China’s consumer spending growth is expected to slow further, with the country’s retail sales remaining lackluster since the onset of the Covid pandemic in 2020, according to a McKinsey report.
Online shopping behemoths Alibaba and JD.com, for a second-straight year, declined to share total figures for China’s biggest annual shopping extravaganza, the Singles Day.
Miao says a higher number of Chinese choosing to remain single also means more people are eating alone — and often that means opting out of fine dining at restaurants six to seven floors up in a mall.
While bargain basements can largely be found in shopping centers across suburban areas, for select malls in tier-1 cities such as Shanghai and Guangzhou even stores in the basement floors are considered expensive, she adds.
China’s main mall operator, Wanda Group, did not respond to CNBC’s request for comment.
“People just feel the future is uncertain … Young people have to adjust themselves to the current economic situation for probably several years,” Miao says.

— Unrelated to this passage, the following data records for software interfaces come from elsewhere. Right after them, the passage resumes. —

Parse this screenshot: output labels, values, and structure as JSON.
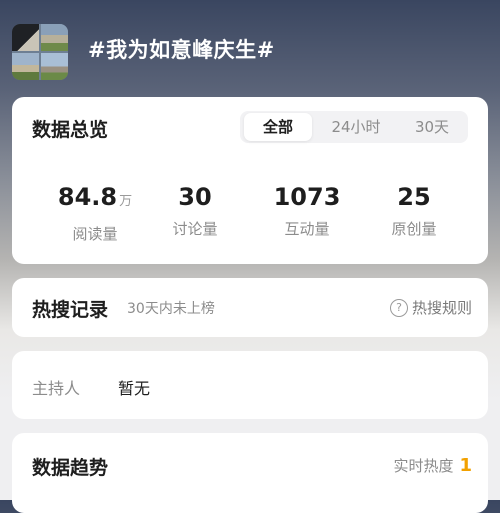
{
  "topic": {
    "title": "#我为如意峰庆生#"
  },
  "overview": {
    "title": "数据总览",
    "tabs": [
      "全部",
      "24小时",
      "30天"
    ],
    "active_tab": "全部",
    "stats": [
      {
        "value": "84.8",
        "unit": "万",
        "label": "阅读量"
      },
      {
        "value": "30",
        "unit": "",
        "label": "讨论量"
      },
      {
        "value": "1073",
        "unit": "",
        "label": "互动量"
      },
      {
        "value": "25",
        "unit": "",
        "label": "原创量"
      }
    ]
  },
  "hot_search": {
    "title": "热搜记录",
    "subtitle": "30天内未上榜",
    "rule_icon": "help-circle-icon",
    "rule_label": "热搜规则"
  },
  "host": {
    "label": "主持人",
    "value": "暂无"
  },
  "trend": {
    "title": "数据趋势",
    "heat_label": "实时热度",
    "heat_value": "1"
  },
  "colors": {
    "accent_heat": "#f2a100",
    "card_bg": "#ffffff"
  }
}
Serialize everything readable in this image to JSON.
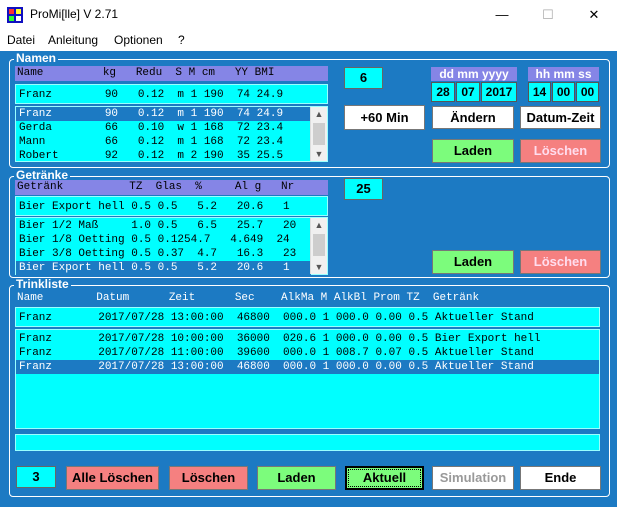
{
  "window": {
    "title": "ProMi[lle] V 2.71",
    "minimize": "—",
    "maximize": "☐",
    "close": "✕"
  },
  "menu": [
    "Datei",
    "Anleitung",
    "Optionen",
    "?"
  ],
  "namen": {
    "title": "Namen",
    "header": "Name         kg   Redu  S M cm   YY BMI",
    "current": "Franz        90   0.12  m 1 190  74 24.9",
    "rows": [
      "Franz        90   0.12  m 1 190  74 24.9",
      "Gerda        66   0.10  w 1 168  72 23.4",
      "Mann         66   0.12  m 1 168  72 23.4",
      "Robert       92   0.12  m 2 190  35 25.5"
    ],
    "selected_index": 0,
    "count": "6",
    "plus60": "+60 Min",
    "aendern": "Ändern",
    "datum_zeit": "Datum-Zeit",
    "laden": "Laden",
    "loeschen": "Löschen"
  },
  "datetime": {
    "date_label": "dd mm yyyy",
    "time_label": "hh mm ss",
    "dd": "28",
    "mm": "07",
    "yyyy": "2017",
    "hh": "14",
    "min": "00",
    "ss": "00"
  },
  "getraenke": {
    "title": "Getränke",
    "header": "Getränk          TZ  Glas  %     Al g   Nr",
    "current": "Bier Export hell 0.5 0.5   5.2   20.6   1",
    "rows": [
      "Bier 1/2 Maß     1.0 0.5   6.5   25.7   20",
      "Bier 1/8 Oetting 0.5 0.1254.7   4.649  24",
      "Bier 3/8 Oetting 0.5 0.37  4.7   16.3   23",
      "Bier Export hell 0.5 0.5   5.2   20.6   1"
    ],
    "selected_index": 3,
    "count": "25",
    "laden": "Laden",
    "loeschen": "Löschen"
  },
  "trinkliste": {
    "title": "Trinkliste",
    "header": "Name        Datum      Zeit      Sec    AlkMa M AlkBl Prom TZ  Getränk",
    "current": "Franz       2017/07/28 13:00:00  46800  000.0 1 000.0 0.00 0.5 Aktueller Stand",
    "rows": [
      "Franz       2017/07/28 10:00:00  36000  020.6 1 000.0 0.00 0.5 Bier Export hell",
      "Franz       2017/07/28 11:00:00  39600  000.0 1 008.7 0.07 0.5 Aktueller Stand",
      "Franz       2017/07/28 13:00:00  46800  000.0 1 000.0 0.00 0.5 Aktueller Stand"
    ],
    "selected_index": 2,
    "status": ""
  },
  "bottom": {
    "count": "3",
    "alle_loeschen": "Alle Löschen",
    "loeschen": "Löschen",
    "laden": "Laden",
    "aktuell": "Aktuell",
    "simulation": "Simulation",
    "ende": "Ende"
  },
  "colors": {
    "accent": "#1c7ac3",
    "cyan": "#00ffff",
    "header": "#8585e6",
    "green": "#7cfc7c",
    "red": "#f58080"
  }
}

Min says she and her friends occasionally wander to the third and fourth floor of malls where other relatively less expensive clothing brands are housed. There, they will put on the clothes, give it a twirl — only to put them back on the rack and look for cheaper alternatives online.
“I think the future isn’t that hopeful, but we still work very hard to get what we want,” she says.
“In China here, most of us, and to be honest, everyone, feel the pressure caused by the economy, Covid, and the large amount of aged population,” she adds.
— CNBC’s Ulrica Lin contributed to this report.